**** Data supplied ****

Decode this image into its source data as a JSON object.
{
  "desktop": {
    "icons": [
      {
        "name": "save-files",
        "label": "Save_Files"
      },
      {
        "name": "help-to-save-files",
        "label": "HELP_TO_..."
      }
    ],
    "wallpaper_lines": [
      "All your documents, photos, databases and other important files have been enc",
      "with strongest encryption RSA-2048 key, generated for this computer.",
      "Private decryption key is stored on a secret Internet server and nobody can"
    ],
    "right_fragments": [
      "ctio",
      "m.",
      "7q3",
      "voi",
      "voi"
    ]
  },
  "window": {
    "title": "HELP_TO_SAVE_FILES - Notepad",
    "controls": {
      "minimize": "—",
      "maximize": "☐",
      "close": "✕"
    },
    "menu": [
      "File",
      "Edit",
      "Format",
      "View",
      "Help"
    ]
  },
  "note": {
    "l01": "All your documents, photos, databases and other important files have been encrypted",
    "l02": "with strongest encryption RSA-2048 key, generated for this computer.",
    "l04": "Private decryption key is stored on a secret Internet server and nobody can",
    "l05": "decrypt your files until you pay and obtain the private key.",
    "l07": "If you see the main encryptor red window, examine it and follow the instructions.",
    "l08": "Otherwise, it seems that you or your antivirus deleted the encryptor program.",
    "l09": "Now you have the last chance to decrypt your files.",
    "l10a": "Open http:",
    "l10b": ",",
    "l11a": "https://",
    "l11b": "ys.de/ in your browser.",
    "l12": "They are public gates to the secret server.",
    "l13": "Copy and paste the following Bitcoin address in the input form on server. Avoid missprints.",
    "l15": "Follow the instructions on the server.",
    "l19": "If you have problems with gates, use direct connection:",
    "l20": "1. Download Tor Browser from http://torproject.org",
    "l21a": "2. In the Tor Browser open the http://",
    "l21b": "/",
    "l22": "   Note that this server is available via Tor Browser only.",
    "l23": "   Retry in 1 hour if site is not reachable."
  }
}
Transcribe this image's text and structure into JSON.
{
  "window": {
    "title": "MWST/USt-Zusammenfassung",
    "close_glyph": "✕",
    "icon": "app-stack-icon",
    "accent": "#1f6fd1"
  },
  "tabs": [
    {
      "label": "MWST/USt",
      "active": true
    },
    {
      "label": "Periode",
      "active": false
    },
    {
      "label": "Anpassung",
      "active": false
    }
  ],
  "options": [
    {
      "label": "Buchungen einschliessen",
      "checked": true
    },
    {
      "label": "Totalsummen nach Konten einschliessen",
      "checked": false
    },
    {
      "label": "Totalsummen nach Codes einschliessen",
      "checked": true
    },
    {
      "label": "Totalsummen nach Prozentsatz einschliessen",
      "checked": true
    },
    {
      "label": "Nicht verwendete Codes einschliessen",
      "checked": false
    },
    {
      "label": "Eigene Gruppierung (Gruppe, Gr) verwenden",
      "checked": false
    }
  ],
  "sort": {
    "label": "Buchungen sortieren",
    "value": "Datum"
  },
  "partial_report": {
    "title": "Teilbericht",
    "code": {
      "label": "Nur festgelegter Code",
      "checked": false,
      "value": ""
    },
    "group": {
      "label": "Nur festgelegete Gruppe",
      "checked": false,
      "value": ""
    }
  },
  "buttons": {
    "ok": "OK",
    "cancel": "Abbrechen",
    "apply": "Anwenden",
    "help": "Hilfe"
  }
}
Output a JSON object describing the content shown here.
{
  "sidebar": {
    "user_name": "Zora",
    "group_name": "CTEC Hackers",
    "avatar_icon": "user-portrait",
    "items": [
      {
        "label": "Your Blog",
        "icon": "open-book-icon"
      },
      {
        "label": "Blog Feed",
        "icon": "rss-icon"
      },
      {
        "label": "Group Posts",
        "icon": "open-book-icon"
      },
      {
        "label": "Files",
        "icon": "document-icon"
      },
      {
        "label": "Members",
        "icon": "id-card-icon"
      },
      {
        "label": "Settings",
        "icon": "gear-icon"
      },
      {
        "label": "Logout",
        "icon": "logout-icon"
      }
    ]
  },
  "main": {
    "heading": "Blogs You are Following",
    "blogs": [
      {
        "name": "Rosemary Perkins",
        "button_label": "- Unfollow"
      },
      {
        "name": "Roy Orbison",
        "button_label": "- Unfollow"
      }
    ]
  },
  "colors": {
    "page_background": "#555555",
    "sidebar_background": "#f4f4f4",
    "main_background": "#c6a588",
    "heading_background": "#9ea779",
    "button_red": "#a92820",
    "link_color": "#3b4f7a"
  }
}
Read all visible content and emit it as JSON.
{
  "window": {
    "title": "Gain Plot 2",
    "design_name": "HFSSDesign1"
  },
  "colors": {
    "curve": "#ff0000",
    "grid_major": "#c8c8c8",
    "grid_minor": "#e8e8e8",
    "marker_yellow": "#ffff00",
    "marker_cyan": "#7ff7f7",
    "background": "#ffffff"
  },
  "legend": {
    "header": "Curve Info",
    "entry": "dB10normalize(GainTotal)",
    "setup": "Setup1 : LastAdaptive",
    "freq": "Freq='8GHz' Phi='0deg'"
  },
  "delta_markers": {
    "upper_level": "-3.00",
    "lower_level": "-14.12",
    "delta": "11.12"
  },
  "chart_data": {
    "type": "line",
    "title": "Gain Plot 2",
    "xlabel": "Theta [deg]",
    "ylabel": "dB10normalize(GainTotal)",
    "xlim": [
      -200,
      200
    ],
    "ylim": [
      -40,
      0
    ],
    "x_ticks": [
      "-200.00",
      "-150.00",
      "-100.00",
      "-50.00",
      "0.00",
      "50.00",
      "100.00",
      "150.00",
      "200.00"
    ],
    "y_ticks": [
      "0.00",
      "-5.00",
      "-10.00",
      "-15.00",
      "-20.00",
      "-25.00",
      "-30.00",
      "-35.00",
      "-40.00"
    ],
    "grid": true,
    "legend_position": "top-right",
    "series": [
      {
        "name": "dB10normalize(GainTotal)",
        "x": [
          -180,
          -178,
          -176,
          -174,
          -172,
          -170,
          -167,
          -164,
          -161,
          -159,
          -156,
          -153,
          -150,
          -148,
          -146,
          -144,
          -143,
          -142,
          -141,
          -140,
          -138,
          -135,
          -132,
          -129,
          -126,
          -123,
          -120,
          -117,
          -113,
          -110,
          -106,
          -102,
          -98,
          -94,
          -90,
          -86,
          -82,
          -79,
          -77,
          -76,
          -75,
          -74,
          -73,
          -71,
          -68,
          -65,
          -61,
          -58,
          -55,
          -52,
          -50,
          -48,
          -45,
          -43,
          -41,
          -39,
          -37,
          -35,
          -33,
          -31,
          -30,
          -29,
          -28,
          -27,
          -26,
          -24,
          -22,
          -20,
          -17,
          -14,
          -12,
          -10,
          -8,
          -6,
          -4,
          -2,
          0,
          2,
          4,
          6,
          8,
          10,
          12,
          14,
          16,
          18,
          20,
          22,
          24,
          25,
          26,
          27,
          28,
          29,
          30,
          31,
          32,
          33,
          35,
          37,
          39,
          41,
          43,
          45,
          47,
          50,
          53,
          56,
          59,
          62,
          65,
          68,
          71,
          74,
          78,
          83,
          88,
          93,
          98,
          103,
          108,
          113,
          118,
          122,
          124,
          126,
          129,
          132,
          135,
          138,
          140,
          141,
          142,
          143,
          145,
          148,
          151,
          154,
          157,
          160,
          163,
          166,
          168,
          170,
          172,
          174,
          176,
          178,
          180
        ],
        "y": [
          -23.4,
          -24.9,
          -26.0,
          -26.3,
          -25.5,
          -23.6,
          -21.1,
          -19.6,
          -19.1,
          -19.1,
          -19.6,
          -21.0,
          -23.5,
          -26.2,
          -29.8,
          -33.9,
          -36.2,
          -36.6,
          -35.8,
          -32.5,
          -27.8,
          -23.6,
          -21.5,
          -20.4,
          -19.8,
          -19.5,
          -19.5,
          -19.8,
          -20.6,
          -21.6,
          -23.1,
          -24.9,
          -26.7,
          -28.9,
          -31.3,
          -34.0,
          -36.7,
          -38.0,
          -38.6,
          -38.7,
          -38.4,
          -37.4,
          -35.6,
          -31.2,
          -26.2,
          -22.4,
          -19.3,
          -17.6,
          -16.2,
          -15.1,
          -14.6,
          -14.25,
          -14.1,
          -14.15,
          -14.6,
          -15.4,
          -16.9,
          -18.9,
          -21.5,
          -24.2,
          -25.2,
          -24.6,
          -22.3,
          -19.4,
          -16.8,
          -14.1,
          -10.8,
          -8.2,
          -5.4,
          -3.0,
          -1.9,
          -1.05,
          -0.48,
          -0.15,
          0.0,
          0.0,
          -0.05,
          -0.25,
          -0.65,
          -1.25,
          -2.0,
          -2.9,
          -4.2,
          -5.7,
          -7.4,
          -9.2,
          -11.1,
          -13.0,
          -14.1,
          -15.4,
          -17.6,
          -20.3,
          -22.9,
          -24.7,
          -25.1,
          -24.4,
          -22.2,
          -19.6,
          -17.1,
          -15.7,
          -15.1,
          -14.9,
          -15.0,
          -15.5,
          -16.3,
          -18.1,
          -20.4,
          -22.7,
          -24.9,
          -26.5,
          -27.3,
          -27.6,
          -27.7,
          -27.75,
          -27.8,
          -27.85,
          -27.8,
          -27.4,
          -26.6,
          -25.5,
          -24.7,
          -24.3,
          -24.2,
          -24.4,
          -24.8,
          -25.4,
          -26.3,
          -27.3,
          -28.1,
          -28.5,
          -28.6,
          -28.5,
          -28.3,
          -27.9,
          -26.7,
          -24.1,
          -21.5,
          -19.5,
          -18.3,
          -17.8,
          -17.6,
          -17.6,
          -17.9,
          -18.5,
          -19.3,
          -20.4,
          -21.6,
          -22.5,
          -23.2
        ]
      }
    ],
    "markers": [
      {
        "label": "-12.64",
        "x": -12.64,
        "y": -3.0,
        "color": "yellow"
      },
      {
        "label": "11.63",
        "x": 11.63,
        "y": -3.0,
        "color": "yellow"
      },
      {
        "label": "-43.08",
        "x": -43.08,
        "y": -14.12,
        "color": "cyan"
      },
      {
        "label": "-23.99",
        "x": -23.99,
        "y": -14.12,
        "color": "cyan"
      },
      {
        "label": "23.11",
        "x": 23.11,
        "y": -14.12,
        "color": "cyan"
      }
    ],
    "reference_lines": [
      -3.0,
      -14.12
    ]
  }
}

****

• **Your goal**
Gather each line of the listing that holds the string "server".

• **Exercise answer**
      "Private decryption key is stored on a secret Internet server and nobody can"
    "l04": "Private decryption key is stored on a secret Internet server and nobody can",
    "l12": "They are public gates to the secret server.",
    "l13": "Copy and paste the following Bitcoin address in the input form on server. Avoid missprints.",
    "l15": "Follow the instructions on the server.",
    "l22": "   Note that this server is available via Tor Browser only.",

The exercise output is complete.